The European Commission expressed its displeasure at the Slovakian plans. “We act here in the spirit of the treaty, which prevents any form of discrimination,” Annika Breidthardt, a spokesman, said.
While it is legal to prioritise Christians who are at extra risk of persecution because of their religion, turning away Muslims because there are no mosques would be discriminatory and of dubious legality, according to one EU source.
The number of migrants registered at the EU’s borders more than tripled in July to 107,500 compared to the same month last year, according to figures released by Frontex, the EU agency.
It passed the record 100,000 in a single month for the first time since the EU’s border control agency began keeping records in 2008.
The row came as a mayor in Germany threatened to use emergency powers to seize empty private homes in order to house asylum-seekers.
Boris Palmer, the Green Party mayor of Tübingen, told Welt newspaper the town was struggling to find accommodation for migrants.
“The Police Law has clear rules.
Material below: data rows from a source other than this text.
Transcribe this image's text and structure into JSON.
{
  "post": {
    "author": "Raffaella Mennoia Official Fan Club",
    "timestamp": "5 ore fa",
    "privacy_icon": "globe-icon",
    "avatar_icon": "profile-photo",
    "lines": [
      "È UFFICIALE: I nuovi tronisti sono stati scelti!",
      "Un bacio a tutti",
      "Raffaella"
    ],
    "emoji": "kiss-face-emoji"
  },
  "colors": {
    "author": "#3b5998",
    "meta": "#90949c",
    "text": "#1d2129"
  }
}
If there is a threat of homelessness in a city, vacant houses can be seized for accommodation,” Mr Palmer said.
“And this emergency can happen when shelters are overcrowded and on some days 50 refugees are still arriving at a time, as they are now in Tübingen.”
Mr Palmer said he was currently in talks with landlords over renting or buying empty properties from them, but that if the talks failed he would have no choice but to seize the buildings.
Germany takes in by far the most migrants of any EU member state. The government this week raised its forecast of the number it expects to host in 2015 to at least 650,000, and possibly as many as 750,000.
Several German states have asked former civil servants to come out of retirement to help process the massive backlog of asylum cases.
More than 300 have reported back for work in North Rhine-Westphalia, and 120 in Hesse.
Lower Saxony has even asked retired police officers to return to duty to help cope with the crisis.
In Austria, the interior ministry has published an open letter calling on citizens to help find accommodation for migrants.
“In finding accommodation for refugees, the federal state is at the limit of its capability and we therefore need the help of each and every individual,” the letter, signed by “the employees of the interior ministry”, read.
The Austrian government is facing protests over a proposed new law that will give it the power to force towns and communities to take in asylum seekers against their will.
The country is threatening a lawsuit over EU regulations that asylum seekers must stay in the first country where they register, saying it is being forced to take in more than its share.
Austria expects to host 80,000 asylum seekers this year – twice as many as originally expected.
“Now is not the time to take each other to court. Now is the time to show solidarity,” Ms Breidthardt, the European Commission spokesman, said.